Senators propose open source software risk framework in new bill
Lawmakers introduced a bill Thursday that would have the Cybersecurity and Infrastructure Security Agency develop a risk framework to strengthen the security of open-source software.
Agencies would use the framework to mitigate risks in systems reliant on open source code, and CISA would determine if critical infrastructure owners and operators could use it voluntarily as well.

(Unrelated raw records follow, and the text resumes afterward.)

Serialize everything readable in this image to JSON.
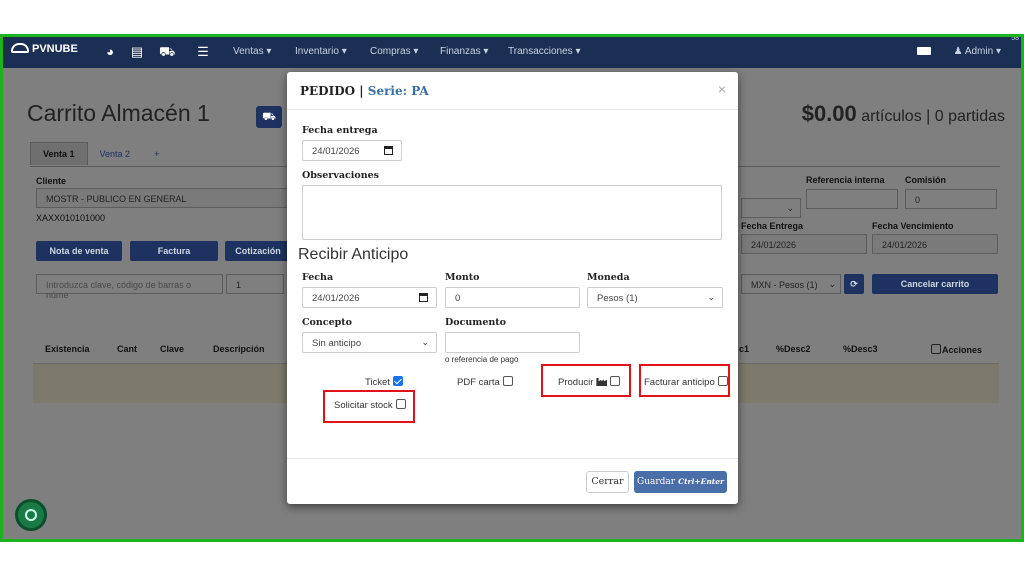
{
  "navbar": {
    "logo_text": "PVNUBE",
    "menus": [
      "Ventas",
      "Inventario",
      "Compras",
      "Finanzas",
      "Transacciones"
    ],
    "user": "Admin",
    "version": "58"
  },
  "page": {
    "title": "Carrito Almacén 1",
    "totals_amount": "$0.00",
    "totals_rest": "artículos | 0 partidas",
    "tabs": [
      "Venta 1",
      "Venta 2",
      "+"
    ],
    "cliente_label": "Cliente",
    "cliente_value": "MOSTR - PUBLICO EN GENERAL",
    "rfc": "XAXX010101000",
    "ref_interna_label": "Referencia interna",
    "comision_label": "Comisión",
    "comision_value": "0",
    "fecha_entrega_label": "Fecha Entrega",
    "fecha_entrega_value": "24/01/2026",
    "fecha_venc_label": "Fecha Vencimiento",
    "fecha_venc_value": "24/01/2026",
    "btn_nota": "Nota de venta",
    "btn_factura": "Factura",
    "btn_cotizacion": "Cotización",
    "search_placeholder": "Introduzca clave, código de barras o núme",
    "qty_value": "1",
    "currency_value": "MXN - Pesos (1)",
    "btn_cancelar": "Cancelar carrito",
    "columns": [
      "Existencia",
      "Cant",
      "Clave",
      "Descripción",
      "c1",
      "%Desc2",
      "%Desc3",
      "Acciones"
    ]
  },
  "modal": {
    "title": "PEDIDO",
    "serie": "Serie: PA",
    "close": "×",
    "fecha_entrega_label": "Fecha entrega",
    "fecha_entrega_value": "24/01/2026",
    "observaciones_label": "Observaciones",
    "section_title": "Recibir Anticipo",
    "fecha_label": "Fecha",
    "fecha_value": "24/01/2026",
    "monto_label": "Monto",
    "monto_value": "0",
    "moneda_label": "Moneda",
    "moneda_value": "Pesos (1)",
    "concepto_label": "Concepto",
    "concepto_value": "Sin anticipo",
    "documento_label": "Documento",
    "documento_hint": "o referencia de pago",
    "cb_ticket": "Ticket",
    "cb_pdf": "PDF carta",
    "cb_producir": "Producir",
    "cb_facturar": "Facturar anticipo",
    "cb_stock": "Solicitar stock",
    "btn_cerrar": "Cerrar",
    "btn_guardar": "Guardar",
    "btn_guardar_kbd": "Ctrl+Enter"
  },
  "colors": {
    "highlight": "#e0131b",
    "frame": "#1db31d",
    "navbar": "#1b2e54",
    "primary": "#4a6ea8"
  }
}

Most systems rely on freely available open source code maintained by communities for creating websites and applications, and the federal government is one of the largest users. Sens. Gary Peters, D-Mich., and Rob Portman, R-Ohio — the chairman and ranking member of the Homeland Security Committee, respectively — proposed the legislation after holding a hearing in response to the discovery of a severe, widespread Log4j vulnerability in open source code affecting federal systems and millions of others worldwide.
“This incident presented a serious threat to federal systems and critical infrastructure companies — including banks, hospitals and utilities — that Americans rely on each and every day for essential services,” Peters said in the announcement. “This commonsense, bipartisan legislation will help secure open source software and further fortify our cybersecurity defenses against cybercriminals and foreign adversaries who launch incessant attacks on networks across the nation.”
The Securing Open Source Software Act would further have CISA hire open source software experts to help address cyber incidents, require the Office of Management and Budget to issue guidance for agencies on securing open source software, and establish a software security subcommittee of the CISA Cybersecurity Advisory Committee.
Peters and Portman previously saw bills signed into law requiring critical infrastructure owners and operators to report substantial cyberattacks and ransomware payments to CISA and bolstering state and local governments’ cyber, while the Senate unanimously passed their bills protecting federal networks and encouraging safe adoption of cloud technology.
“This important legislation will, for the first time ever, codify open source software as public infrastructure,” said Trey Herr, director of the Cyber Statecraft Initiative at the Atlantic Council‘s Scowcroft Center for Strategy and Security, in a statement. “If signed into law, it would serve as a historic step for wider federal support for the health and security of open source software.”
Details of the proposed legislation were first reported by The Washington Post.